Each of these thoughtless actions presented a perspective on design which I had not considered beforehand as reinforced by Bill Moggridge: “We are designing verbs, not nouns.” This conveys the simple truth that consumers are acting upon the myriad of designs they interacting with regularly, rather, claiming ownership over one particular production or service. In this light, it is essential that designers thoroughly observe the potential user. The following sketches present two scenes which I observed and was intrigued by:
On the left, I noticed that when choosing where to sit during lunch, users tend to position themselves in the vicinity of those they feel more comfortable around. Interestingly, a kind, Indian man was the only individual who chose to spend their short break at the same bench as myself (Indian in appearance), whilst other Caucasian males and females had the tendency to isolate themselves, seeking a bench of their own.

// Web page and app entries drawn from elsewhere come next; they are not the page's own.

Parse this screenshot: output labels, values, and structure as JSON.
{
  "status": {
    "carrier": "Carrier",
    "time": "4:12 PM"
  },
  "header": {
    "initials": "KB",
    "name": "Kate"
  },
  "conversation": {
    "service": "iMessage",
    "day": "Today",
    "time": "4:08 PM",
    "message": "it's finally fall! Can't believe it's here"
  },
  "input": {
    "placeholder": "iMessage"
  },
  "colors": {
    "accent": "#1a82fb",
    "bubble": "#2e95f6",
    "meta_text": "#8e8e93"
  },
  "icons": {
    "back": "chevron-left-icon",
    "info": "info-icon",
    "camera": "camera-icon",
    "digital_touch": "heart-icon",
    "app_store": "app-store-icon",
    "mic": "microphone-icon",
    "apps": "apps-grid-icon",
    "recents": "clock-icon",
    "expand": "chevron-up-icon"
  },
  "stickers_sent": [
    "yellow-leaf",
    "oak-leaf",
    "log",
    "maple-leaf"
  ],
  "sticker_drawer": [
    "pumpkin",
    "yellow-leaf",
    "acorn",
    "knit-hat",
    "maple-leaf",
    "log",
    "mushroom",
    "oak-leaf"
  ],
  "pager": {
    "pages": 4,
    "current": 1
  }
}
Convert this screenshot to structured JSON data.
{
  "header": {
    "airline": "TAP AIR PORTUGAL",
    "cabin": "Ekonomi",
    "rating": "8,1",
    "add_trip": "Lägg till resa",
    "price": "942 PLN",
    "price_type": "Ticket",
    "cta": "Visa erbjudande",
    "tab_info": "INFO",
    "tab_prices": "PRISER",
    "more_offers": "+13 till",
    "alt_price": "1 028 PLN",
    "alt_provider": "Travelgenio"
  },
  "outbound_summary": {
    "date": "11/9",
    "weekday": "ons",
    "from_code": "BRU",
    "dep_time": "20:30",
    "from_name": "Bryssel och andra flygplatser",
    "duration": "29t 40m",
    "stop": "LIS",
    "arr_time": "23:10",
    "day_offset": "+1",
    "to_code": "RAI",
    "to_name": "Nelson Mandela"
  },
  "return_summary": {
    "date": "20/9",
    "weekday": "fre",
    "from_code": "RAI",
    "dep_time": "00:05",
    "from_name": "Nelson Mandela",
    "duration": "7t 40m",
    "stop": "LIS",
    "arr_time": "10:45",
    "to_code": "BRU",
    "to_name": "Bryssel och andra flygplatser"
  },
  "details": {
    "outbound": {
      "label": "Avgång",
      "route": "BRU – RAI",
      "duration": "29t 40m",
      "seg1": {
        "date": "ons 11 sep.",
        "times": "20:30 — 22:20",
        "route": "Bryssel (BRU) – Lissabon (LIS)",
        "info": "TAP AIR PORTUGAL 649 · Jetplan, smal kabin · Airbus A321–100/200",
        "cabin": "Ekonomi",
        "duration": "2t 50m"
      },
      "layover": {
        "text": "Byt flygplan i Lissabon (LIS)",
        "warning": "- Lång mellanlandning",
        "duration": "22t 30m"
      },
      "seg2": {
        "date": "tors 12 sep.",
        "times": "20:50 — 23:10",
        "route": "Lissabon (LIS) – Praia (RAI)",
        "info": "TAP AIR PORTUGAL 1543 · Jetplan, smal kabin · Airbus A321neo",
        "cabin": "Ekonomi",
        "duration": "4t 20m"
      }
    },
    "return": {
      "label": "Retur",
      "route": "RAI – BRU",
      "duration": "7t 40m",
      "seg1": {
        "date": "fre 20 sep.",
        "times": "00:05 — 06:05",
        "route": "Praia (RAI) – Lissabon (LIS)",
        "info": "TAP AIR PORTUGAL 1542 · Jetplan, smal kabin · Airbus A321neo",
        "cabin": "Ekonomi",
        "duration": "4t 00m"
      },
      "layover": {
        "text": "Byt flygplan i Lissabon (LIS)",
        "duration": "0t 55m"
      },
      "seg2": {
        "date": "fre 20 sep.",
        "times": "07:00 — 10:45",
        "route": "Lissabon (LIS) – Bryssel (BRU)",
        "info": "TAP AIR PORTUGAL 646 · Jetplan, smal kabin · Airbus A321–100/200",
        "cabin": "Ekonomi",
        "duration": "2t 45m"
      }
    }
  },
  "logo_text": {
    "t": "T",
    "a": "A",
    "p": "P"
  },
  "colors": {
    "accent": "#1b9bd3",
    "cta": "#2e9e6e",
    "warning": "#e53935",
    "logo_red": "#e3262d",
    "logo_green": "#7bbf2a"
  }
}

This could lead to several generalisations: that Asians are more sociable, that Caucasians are more individualistic, both because of their respective cultures. Perhaps this is an example of cultural conformity. In any case, it was a curious experience.
In the second sketch, a handful of boys are playing football on a basketball court. Entertaining indeed! Whilst a vast field of greenery was available for them to use in the background, they still chose to use the basketball boundaries as a guide for their game. This stood out as another example of exploitation and adaptation.
Observation requires much more than simply watching. Observation means understanding, experiencing, loving the user, and never making assumptions. It requires attention to detail and never assuming one knows their needs, wants, patterns of thought or behaviour. If we design for everyone – creating generalisations, we essentially design for no one. On the other hand, if we design for ourselves – overlooking consumer needs and wants, we dismiss any other possible solution, catering to no one but ourselves.
This enhanced understanding of the affect of design on user’s subconscious actions and the importance of tailoring design to be human-centered will influence the way I approach the design process. I will LOVE my user at every stage.